Intelligent cloud revenue again delivered the most impressive segment growth, to $11.9 billion, up 27% year over year. The segment was driven higher by server products and cloud services, which climbed 30% year over year, with Azure cloud revenue growing 62%.

While that's down from the 76% growth in the prior-year quarter, growth accelerated sequentially, up from 59% in the first quarter. Enterprise services revenue continued to trudge higher, up 6% year over year.

Growth from the more personal computing segment slowed to $13.2 billion, an increase of 2% year over year. There was brisk demand spike for Windows Commercial products and cloud services, which grew 25% year over year, while Windows OEM Pro grew 18%. Gaming revenue was the one sore spot, declining 11%, driven lower by weak console sales.

Commercial strength

Other metrics from the quarter show that the company is still tapping the vast cloud computing opportunity, and enterprises are increasingly favoring Microsoft's offering -- and, make no mistake -- it's the cloud that's driving this train.

Microsoft's commercial cloud business, which includes Azure, Office 365 Commercial, and Dynamics 365, among others, soared to $12.5 billion, up 39% year over year. The business also became more profitable, as commercial cloud gross margins grew to 67%, up 5 percentage points year over year, primarily driven by the improving margin profile of Azure. 

The data shows that Microsoft is benefiting from increasing demand, as commercial bookings grew 31% year over year, the result of new business and strong renewals, while the remaining performance obligation for the commercial business climbed to $90 billion, up 30%.

A man working on a tablet producing a cloud computing image and various graphs

Image source: Getty Images.

Continued momentum on strong guidance

Microsoft's guidance suggests the company expects its strong growth to continue.

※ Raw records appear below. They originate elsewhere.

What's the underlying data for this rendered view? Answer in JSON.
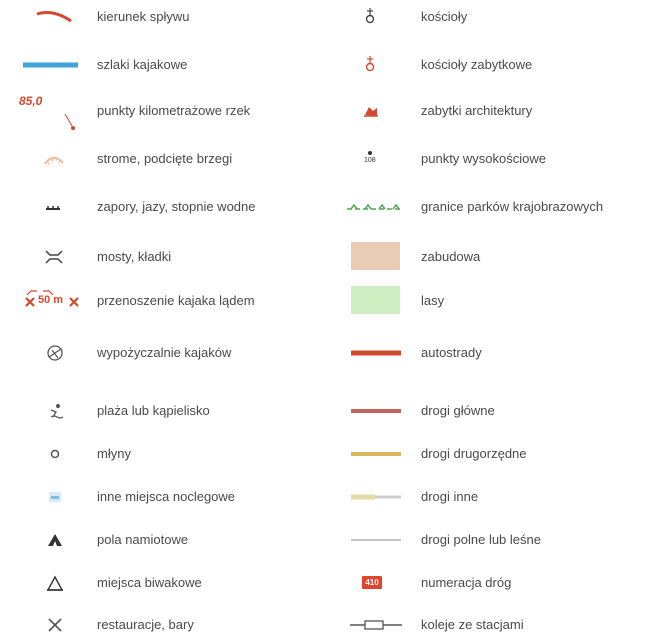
{
  "legend": {
    "left": [
      {
        "symbol": "flow-direction-arrow",
        "label": "kierunek spływu"
      },
      {
        "symbol": "kayak-trail-line",
        "label": "szlaki kajakowe"
      },
      {
        "symbol": "river-km-marker",
        "marker_text": "85,0",
        "label": "punkty kilometrażowe rzek"
      },
      {
        "symbol": "steep-bank",
        "label": "strome, podcięte brzegi"
      },
      {
        "symbol": "dam-weir",
        "label": "zapory, jazy, stopnie wodne"
      },
      {
        "symbol": "bridge",
        "label": "mosty, kładki"
      },
      {
        "symbol": "portage",
        "marker_text": "50 m",
        "label": "przenoszenie kajaka lądem"
      },
      {
        "symbol": "kayak-rental",
        "label": "wypożyczalnie kajaków"
      },
      {
        "symbol": "beach-swimming",
        "label": "plaża lub kąpielisko"
      },
      {
        "symbol": "mill",
        "label": "młyny"
      },
      {
        "symbol": "other-accommodation",
        "label": "inne miejsca noclegowe"
      },
      {
        "symbol": "campsite-tent",
        "label": "pola namiotowe"
      },
      {
        "symbol": "bivouac",
        "label": "miejsca biwakowe"
      },
      {
        "symbol": "restaurant",
        "label": "restauracje, bary"
      }
    ],
    "right": [
      {
        "symbol": "church",
        "label": "kościoły"
      },
      {
        "symbol": "historic-church",
        "label": "kościoły zabytkowe"
      },
      {
        "symbol": "architecture-monument",
        "label": "zabytki architektury"
      },
      {
        "symbol": "elevation-point",
        "marker_text": "108",
        "label": "punkty wysokościowe"
      },
      {
        "symbol": "landscape-park-border",
        "label": "granice parków krajobrazowych"
      },
      {
        "symbol": "built-up-area",
        "label": "zabudowa"
      },
      {
        "symbol": "forest-area",
        "label": "lasy"
      },
      {
        "symbol": "motorway",
        "label": "autostrady"
      },
      {
        "symbol": "main-road",
        "label": "drogi główne"
      },
      {
        "symbol": "secondary-road",
        "label": "drogi drugorzędne"
      },
      {
        "symbol": "other-road",
        "label": "drogi inne"
      },
      {
        "symbol": "field-forest-road",
        "label": "drogi polne lub leśne"
      },
      {
        "symbol": "road-number",
        "marker_text": "410",
        "label": "numeracja dróg"
      },
      {
        "symbol": "railway-stations",
        "label": "koleje ze stacjami"
      }
    ]
  },
  "colors": {
    "text": "#4a4a4a",
    "kayak_trail": "#3fa2dd",
    "red": "#d6472b",
    "motorway": "#d04a2e",
    "main_road": "#c8655a",
    "secondary_road": "#d9b95a",
    "other_road": "#e2dca8",
    "built_up": "#e8cdb4",
    "forest": "#cdeec0",
    "park_border": "#4caf50"
  }
}
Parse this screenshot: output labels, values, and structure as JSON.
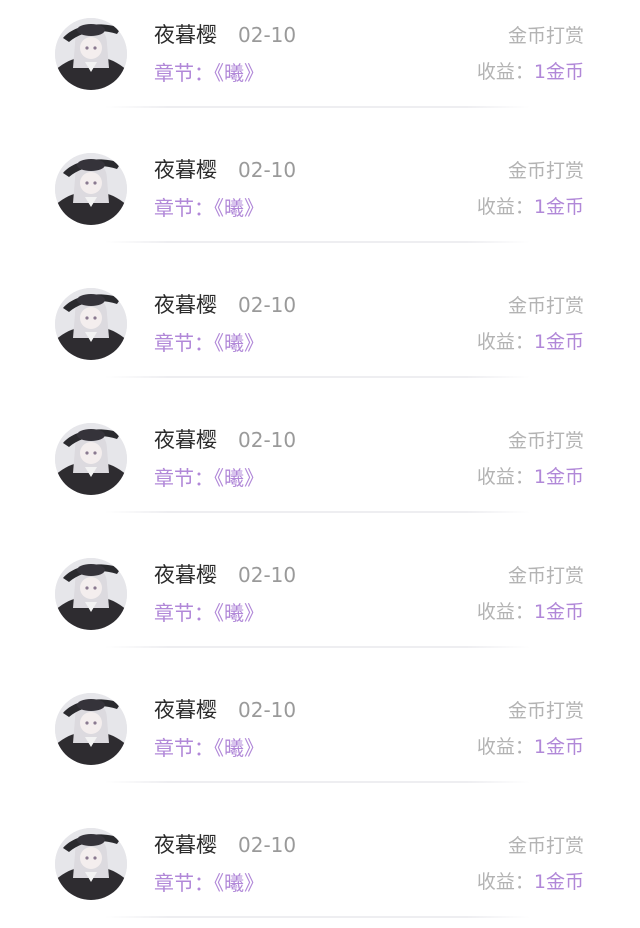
{
  "entries": [
    {
      "name": "夜暮樱",
      "date": "02-10",
      "type": "金币打赏",
      "chapter": "章节：《曦》",
      "income_label": "收益：",
      "income_value": "1金币"
    },
    {
      "name": "夜暮樱",
      "date": "02-10",
      "type": "金币打赏",
      "chapter": "章节：《曦》",
      "income_label": "收益：",
      "income_value": "1金币"
    },
    {
      "name": "夜暮樱",
      "date": "02-10",
      "type": "金币打赏",
      "chapter": "章节：《曦》",
      "income_label": "收益：",
      "income_value": "1金币"
    },
    {
      "name": "夜暮樱",
      "date": "02-10",
      "type": "金币打赏",
      "chapter": "章节：《曦》",
      "income_label": "收益：",
      "income_value": "1金币"
    },
    {
      "name": "夜暮樱",
      "date": "02-10",
      "type": "金币打赏",
      "chapter": "章节：《曦》",
      "income_label": "收益：",
      "income_value": "1金币"
    },
    {
      "name": "夜暮樱",
      "date": "02-10",
      "type": "金币打赏",
      "chapter": "章节：《曦》",
      "income_label": "收益：",
      "income_value": "1金币"
    },
    {
      "name": "夜暮樱",
      "date": "02-10",
      "type": "金币打赏",
      "chapter": "章节：《曦》",
      "income_label": "收益：",
      "income_value": "1金币"
    }
  ],
  "colors": {
    "accent": "#b188d8",
    "name_text": "#2b2b2b",
    "muted_text": "#9a9a9a",
    "light_text": "#b3b3b3",
    "divider": "#eeeef1"
  },
  "icons": {
    "avatar": "user-avatar-icon"
  }
}
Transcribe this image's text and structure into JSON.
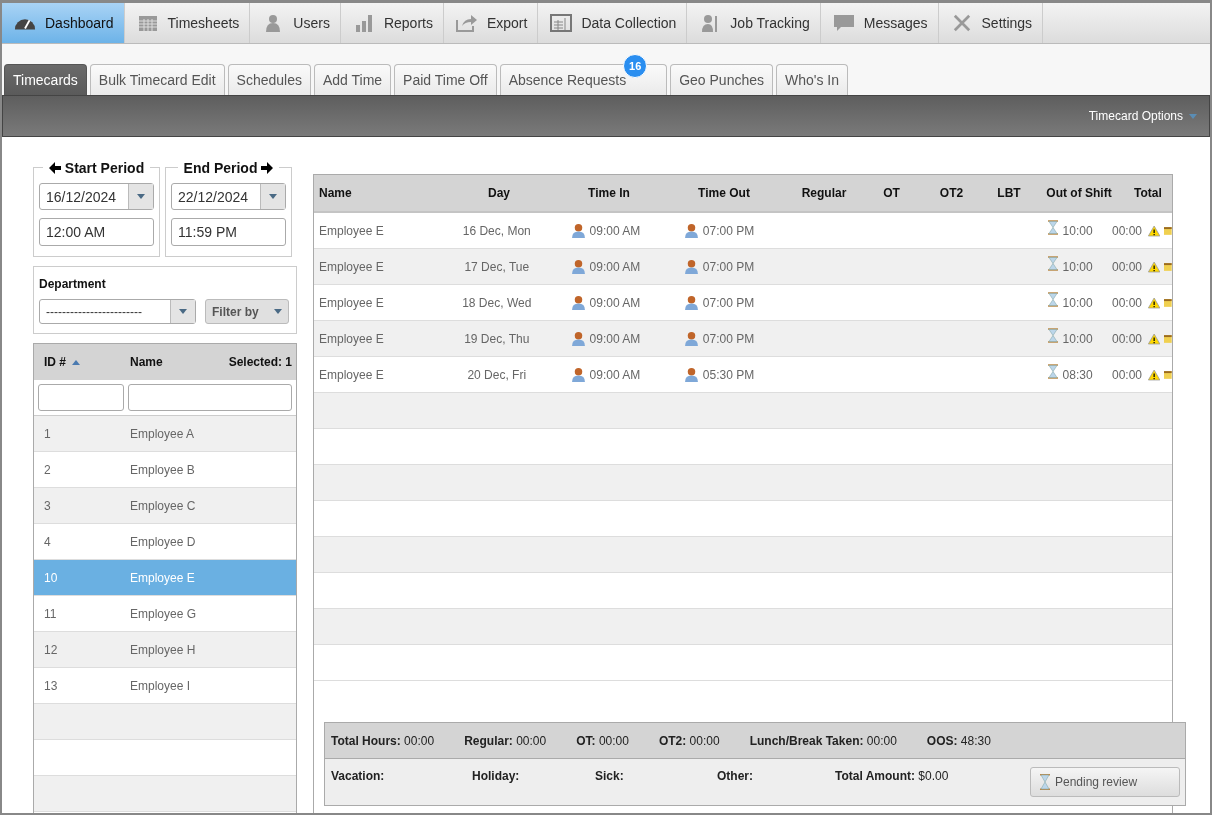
{
  "nav": [
    {
      "label": "Dashboard",
      "selected": true
    },
    {
      "label": "Timesheets",
      "selected": false
    },
    {
      "label": "Users",
      "selected": false
    },
    {
      "label": "Reports",
      "selected": false
    },
    {
      "label": "Export",
      "selected": false
    },
    {
      "label": "Data Collection",
      "selected": false
    },
    {
      "label": "Job Tracking",
      "selected": false
    },
    {
      "label": "Messages",
      "selected": false
    },
    {
      "label": "Settings",
      "selected": false
    }
  ],
  "tabs": [
    {
      "label": "Timecards",
      "selected": true
    },
    {
      "label": "Bulk Timecard Edit",
      "selected": false
    },
    {
      "label": "Schedules",
      "selected": false
    },
    {
      "label": "Add Time",
      "selected": false
    },
    {
      "label": "Paid Time Off",
      "selected": false
    },
    {
      "label": "Absence Requests",
      "selected": false,
      "badge": "16"
    },
    {
      "label": "Geo Punches",
      "selected": false
    },
    {
      "label": "Who's In",
      "selected": false
    }
  ],
  "toolbar": {
    "options": "Timecard Options"
  },
  "period": {
    "start_label": "Start Period",
    "end_label": "End Period",
    "start_date": "16/12/2024",
    "end_date": "22/12/2024",
    "start_time": "12:00 AM",
    "end_time": "11:59 PM"
  },
  "department": {
    "label": "Department",
    "value": "------------------------",
    "filter": "Filter by"
  },
  "employees": {
    "columns": [
      "ID #",
      "Name"
    ],
    "selected_count": "Selected: 1",
    "rows": [
      {
        "id": "1",
        "name": "Employee A",
        "selected": false
      },
      {
        "id": "2",
        "name": "Employee B",
        "selected": false
      },
      {
        "id": "3",
        "name": "Employee C",
        "selected": false
      },
      {
        "id": "4",
        "name": "Employee D",
        "selected": false
      },
      {
        "id": "10",
        "name": "Employee E",
        "selected": true
      },
      {
        "id": "11",
        "name": "Employee G",
        "selected": false
      },
      {
        "id": "12",
        "name": "Employee H",
        "selected": false
      },
      {
        "id": "13",
        "name": "Employee I",
        "selected": false
      }
    ]
  },
  "timecard": {
    "columns": [
      "Name",
      "Day",
      "Time In",
      "Time Out",
      "Regular",
      "OT",
      "OT2",
      "LBT",
      "Out of Shift",
      "Total"
    ],
    "rows": [
      {
        "name": "Employee E",
        "day": "16 Dec, Mon",
        "time_in": "09:00 AM",
        "time_out": "07:00 PM",
        "out_of_shift": "10:00",
        "total": "00:00"
      },
      {
        "name": "Employee E",
        "day": "17 Dec, Tue",
        "time_in": "09:00 AM",
        "time_out": "07:00 PM",
        "out_of_shift": "10:00",
        "total": "00:00"
      },
      {
        "name": "Employee E",
        "day": "18 Dec, Wed",
        "time_in": "09:00 AM",
        "time_out": "07:00 PM",
        "out_of_shift": "10:00",
        "total": "00:00"
      },
      {
        "name": "Employee E",
        "day": "19 Dec, Thu",
        "time_in": "09:00 AM",
        "time_out": "07:00 PM",
        "out_of_shift": "10:00",
        "total": "00:00"
      },
      {
        "name": "Employee E",
        "day": "20 Dec, Fri",
        "time_in": "09:00 AM",
        "time_out": "05:30 PM",
        "out_of_shift": "08:30",
        "total": "00:00"
      }
    ]
  },
  "summary": {
    "totals": [
      "**Total Hours:** 00:00",
      "**Regular:** 00:00",
      "**OT:** 00:00",
      "**OT2:** 00:00",
      "**Lunch/Break Taken:** 00:00",
      "**OOS:** 48:30"
    ],
    "leave": [
      "Vacation:",
      "Holiday:",
      "Sick:",
      "Other:",
      "**Total Amount:** $0.00"
    ],
    "status_button": "Pending review"
  }
}
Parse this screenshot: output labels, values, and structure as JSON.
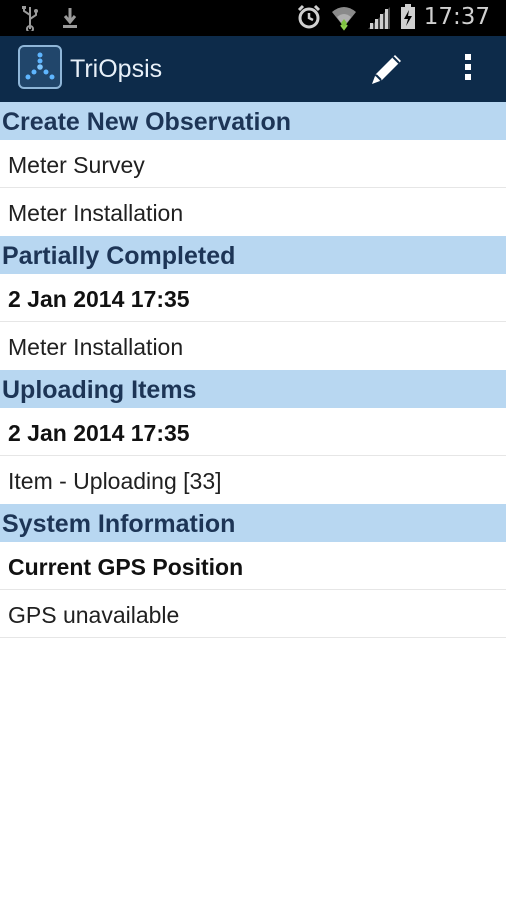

For the fiscal third quarter, management is forecasting revenue in a range of $34.1 billion to $34.9 billion, which would represent year-over-year growth of about 13% at the midpoint of its guidance. Even more telling, analysts' consensus estimates were calling for revenue of $34.14 billion for the March quarter, near the low end of Microsoft's forecast.

Management doesn't provide earnings per share (EPS) guidance, but based on the other metrics provided -- and assuming Microsoft buys back a similar number of shares during the quarter -- that would result in EPS between $1.38 and $1.53, solidly ahead of expectations for $1.24.

Microsoft has made a habit of underpromising and overdelivering on its guidance, and this quarter was no different.

Given its continuing focus on cloud computing and the success the company has achieved thus far, it's no wonder this technology stock has been one of the top performers over the past year, leaving Microsoft investors with their head in the clouds.